Contract type can vary. Typical contracts will be either for an indefinite term or for a fixed term, and full time or part time (or full time with reduced hours). The use of casual contracts (whereby an employee is engaged to work on demand) is increasing and new legislation is likely to be enacted to regulate these forms of contracts in view of the new EU Directive 2019/1152 on transparent and predictable working conditions adopted by the European Council on 14 June 2019.

For each contract type, different rules will apply – mainly in relation to the duration of employment, the conditions that must be satisfied to terminate such a contract and the consequences of termination. Specific legislation exists to regulate the conditions and limitations of use of fixed-term contracts (and their potential automatic conversion into an indefinite term contract), and the use of part-time employment.

Employment contracts need not necessarily be in writing. However, where no written contract is signed, a private sector employer must provide the employee with some minimum information in accordance with the Information to Employees Regulations (SL 452.83). A contract must also, at a minimum, contain details such as:

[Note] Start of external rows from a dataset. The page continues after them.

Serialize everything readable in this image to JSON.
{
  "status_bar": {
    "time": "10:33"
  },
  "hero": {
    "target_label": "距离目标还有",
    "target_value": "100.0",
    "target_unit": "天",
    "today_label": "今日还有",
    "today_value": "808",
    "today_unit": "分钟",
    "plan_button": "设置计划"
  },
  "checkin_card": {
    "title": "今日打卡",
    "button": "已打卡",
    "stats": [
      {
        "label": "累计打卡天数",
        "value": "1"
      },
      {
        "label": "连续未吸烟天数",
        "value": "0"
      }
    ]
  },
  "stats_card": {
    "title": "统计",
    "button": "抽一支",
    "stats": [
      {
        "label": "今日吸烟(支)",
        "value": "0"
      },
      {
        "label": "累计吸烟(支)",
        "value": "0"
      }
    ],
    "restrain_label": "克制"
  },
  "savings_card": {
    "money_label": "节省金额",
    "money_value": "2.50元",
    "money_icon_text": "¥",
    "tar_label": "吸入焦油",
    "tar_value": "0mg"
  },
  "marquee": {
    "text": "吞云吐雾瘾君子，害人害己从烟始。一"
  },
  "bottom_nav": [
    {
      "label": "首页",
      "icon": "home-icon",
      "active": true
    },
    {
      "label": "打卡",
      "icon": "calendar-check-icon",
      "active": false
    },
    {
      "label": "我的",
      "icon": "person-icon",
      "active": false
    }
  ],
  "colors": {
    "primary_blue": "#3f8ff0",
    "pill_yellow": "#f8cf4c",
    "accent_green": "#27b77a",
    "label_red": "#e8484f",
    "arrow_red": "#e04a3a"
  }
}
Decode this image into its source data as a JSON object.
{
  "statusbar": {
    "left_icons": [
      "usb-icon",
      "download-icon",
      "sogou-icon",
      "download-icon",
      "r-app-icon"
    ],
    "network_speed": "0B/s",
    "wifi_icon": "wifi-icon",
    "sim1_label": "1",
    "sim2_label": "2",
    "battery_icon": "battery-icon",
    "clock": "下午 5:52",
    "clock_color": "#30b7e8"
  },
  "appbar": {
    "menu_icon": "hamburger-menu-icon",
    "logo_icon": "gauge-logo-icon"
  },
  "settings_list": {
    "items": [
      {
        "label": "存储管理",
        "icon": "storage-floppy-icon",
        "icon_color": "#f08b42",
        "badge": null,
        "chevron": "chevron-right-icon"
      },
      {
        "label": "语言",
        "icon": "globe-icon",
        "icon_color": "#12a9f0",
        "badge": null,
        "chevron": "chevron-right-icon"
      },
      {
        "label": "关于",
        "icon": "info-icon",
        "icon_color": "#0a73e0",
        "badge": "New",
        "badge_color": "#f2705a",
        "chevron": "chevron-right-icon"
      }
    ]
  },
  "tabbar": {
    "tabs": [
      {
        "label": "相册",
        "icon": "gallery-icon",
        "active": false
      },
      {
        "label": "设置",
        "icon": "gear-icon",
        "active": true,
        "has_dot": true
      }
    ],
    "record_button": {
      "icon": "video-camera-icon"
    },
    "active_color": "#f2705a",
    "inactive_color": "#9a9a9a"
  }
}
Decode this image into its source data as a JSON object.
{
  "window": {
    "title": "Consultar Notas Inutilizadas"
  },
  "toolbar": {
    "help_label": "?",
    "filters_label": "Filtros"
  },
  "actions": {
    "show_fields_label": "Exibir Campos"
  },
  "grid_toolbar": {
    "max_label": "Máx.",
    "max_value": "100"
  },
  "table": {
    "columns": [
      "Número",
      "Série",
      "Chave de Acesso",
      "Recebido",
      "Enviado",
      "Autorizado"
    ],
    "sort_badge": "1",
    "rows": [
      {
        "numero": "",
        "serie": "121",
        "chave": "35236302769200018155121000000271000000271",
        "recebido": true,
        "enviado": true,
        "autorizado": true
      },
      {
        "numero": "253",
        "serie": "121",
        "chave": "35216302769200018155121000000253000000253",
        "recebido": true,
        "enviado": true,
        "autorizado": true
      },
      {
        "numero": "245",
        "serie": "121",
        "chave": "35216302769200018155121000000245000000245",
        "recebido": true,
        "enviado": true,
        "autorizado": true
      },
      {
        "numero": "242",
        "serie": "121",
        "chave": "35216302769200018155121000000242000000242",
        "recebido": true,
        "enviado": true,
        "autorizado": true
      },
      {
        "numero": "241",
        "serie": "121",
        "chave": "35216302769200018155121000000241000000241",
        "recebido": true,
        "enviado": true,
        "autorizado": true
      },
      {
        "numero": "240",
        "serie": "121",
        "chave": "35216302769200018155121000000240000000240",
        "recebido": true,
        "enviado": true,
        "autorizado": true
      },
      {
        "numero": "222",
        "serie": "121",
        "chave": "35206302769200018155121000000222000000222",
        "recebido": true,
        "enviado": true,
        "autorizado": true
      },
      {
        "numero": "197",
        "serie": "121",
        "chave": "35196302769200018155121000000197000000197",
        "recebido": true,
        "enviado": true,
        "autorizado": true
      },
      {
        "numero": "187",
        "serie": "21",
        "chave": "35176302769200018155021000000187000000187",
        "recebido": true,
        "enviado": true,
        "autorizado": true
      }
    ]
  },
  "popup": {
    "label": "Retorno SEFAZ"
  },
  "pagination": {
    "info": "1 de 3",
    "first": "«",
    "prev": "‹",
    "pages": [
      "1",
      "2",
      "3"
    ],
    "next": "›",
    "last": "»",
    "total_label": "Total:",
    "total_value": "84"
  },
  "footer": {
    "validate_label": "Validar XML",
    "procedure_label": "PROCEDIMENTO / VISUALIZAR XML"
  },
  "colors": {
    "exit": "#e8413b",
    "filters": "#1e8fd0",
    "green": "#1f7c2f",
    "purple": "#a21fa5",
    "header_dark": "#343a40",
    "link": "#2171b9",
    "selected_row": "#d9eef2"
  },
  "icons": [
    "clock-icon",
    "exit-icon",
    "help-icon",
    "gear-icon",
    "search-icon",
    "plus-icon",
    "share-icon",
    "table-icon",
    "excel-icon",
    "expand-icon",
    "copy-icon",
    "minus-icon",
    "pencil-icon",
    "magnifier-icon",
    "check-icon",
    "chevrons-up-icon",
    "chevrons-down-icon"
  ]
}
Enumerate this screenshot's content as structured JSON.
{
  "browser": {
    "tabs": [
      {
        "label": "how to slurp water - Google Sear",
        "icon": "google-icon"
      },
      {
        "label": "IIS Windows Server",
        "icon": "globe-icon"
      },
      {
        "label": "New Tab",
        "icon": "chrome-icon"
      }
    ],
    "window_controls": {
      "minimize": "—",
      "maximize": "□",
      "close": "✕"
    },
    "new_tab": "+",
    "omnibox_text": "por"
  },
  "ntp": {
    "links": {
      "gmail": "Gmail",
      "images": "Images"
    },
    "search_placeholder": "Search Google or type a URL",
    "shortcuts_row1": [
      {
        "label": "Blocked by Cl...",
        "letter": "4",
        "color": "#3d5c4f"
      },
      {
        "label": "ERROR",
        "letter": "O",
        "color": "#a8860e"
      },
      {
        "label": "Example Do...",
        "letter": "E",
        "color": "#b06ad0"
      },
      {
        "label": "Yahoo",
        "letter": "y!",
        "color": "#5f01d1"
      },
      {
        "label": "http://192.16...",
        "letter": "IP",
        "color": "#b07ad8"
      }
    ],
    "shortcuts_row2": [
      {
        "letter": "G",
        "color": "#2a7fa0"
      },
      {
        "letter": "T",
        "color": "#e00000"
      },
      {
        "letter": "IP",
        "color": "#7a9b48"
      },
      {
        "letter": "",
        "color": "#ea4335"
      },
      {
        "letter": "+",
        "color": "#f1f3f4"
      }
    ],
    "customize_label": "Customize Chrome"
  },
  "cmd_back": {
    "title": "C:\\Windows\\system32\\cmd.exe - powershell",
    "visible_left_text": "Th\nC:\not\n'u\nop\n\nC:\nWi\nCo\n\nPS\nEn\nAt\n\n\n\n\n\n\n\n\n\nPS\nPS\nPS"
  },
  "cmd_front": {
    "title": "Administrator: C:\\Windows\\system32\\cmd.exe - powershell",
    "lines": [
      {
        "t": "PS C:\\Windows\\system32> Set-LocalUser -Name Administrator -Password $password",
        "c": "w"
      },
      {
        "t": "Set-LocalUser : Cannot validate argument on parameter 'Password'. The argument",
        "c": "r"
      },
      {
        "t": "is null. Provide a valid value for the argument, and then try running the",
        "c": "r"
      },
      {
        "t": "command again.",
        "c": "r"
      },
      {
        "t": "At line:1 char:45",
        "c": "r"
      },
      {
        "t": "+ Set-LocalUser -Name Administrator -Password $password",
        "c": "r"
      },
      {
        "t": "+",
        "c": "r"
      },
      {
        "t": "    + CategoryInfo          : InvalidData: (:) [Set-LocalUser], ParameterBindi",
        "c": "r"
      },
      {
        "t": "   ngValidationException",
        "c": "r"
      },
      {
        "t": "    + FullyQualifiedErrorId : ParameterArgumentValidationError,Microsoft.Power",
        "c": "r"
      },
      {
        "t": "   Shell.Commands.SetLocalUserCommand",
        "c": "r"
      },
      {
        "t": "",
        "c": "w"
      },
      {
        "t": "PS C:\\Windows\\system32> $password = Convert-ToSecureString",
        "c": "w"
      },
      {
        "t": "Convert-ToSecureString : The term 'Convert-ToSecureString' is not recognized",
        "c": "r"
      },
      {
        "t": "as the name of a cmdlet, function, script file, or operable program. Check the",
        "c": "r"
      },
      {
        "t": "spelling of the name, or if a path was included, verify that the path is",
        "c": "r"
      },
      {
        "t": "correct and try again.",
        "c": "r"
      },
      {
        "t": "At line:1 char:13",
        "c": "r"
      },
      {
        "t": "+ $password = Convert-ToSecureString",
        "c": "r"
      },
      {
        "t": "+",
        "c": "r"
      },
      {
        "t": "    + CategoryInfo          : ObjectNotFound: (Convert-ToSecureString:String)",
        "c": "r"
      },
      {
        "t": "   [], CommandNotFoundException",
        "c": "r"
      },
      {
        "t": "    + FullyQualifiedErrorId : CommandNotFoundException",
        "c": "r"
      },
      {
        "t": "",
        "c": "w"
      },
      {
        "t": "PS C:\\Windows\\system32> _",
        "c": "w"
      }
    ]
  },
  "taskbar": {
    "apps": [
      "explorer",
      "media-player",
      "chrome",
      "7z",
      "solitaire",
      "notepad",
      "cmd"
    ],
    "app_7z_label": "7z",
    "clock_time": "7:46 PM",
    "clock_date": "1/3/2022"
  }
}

  • the date of commencement of employment;
  • the period of probation;
  • the normal rates of wages payable;
  • the overtime rates of wages payable;
  • the normal hours of work;
  • the periodicity of wage payments;
  • in the case of a fixed or definite contract of employment, the expected or agreed duration of the contract;
  • the paid holidays, and the vacation leave, sick leave and other leave to which the employee is entitled;
  • the conditions under which fines may be imposed by the employer;
  • the title, grade, nature or category of work for which the employee is employed;
  • any notice periods to be observed by the employer and the employee;
  • the collective agreement, if any, governing the employee’s conditions of work; and
  • any other relevant or applicable condition of employment.

Additional rules apply if the employee is employed to work abroad or is an outworker.

These regulations, and the information which employers must give to employees, will be amended in the near future in view of the aforementioned new EU directive.

Of particular relevance is that Chapter 452 of the Laws of Malta includes a provision intended to ascertain a minimum level of protection for employees. In summary, if any contract (including a collective agreement) provides for any conditions of employment (including conditions relating to the termination of the contract) which are less favourable to the employee than those specified in the law, such conditions shall be deemed substituted by the minimum employment conditions provided at law. This is a special derogation from the general civil law principle that a contract is deemed to be the law between the parties.

Maltese law does not expressly regulate implied clauses in employment contracts. However, certain obligations are deemed to arise by implication, such as the obligation of an employee to act in the best interest of the employer – an implied obligation which has often been upheld by the Industrial Tribunal and courts despite the lack of any stipulated term.

Maltese law also caters for temporary agency worker arrangements, regulated by the Temporary Agency Workers Regulations (SL 452.106). This means that a worker who has entered into a contract of employment or an employment relationship with a temporary work agency will be assigned, whether on a regular or an irregular basis, to a user undertaking to work temporarily under its supervision and direction. Specific rules apply to this type of arrangement seeking to protect the worker during an assignment. No employment relationship is created with the user undertaking. Rather, even during an assignment, the worker remains an employee of the temporary agency – this being any natural or legal person that enters into contracts of employment or employment relationships with temporary agency workers and that assigns, whether on a regular or irregular basis, temporary agency workers to user undertakings to work there temporarily under their supervision and direction, whether or not such activity is the main or ancillary activity of the temporary work agency.

For more information about this answer please contact: Paul Gonzi from Fenech & Fenech Advocates
Labour and Employment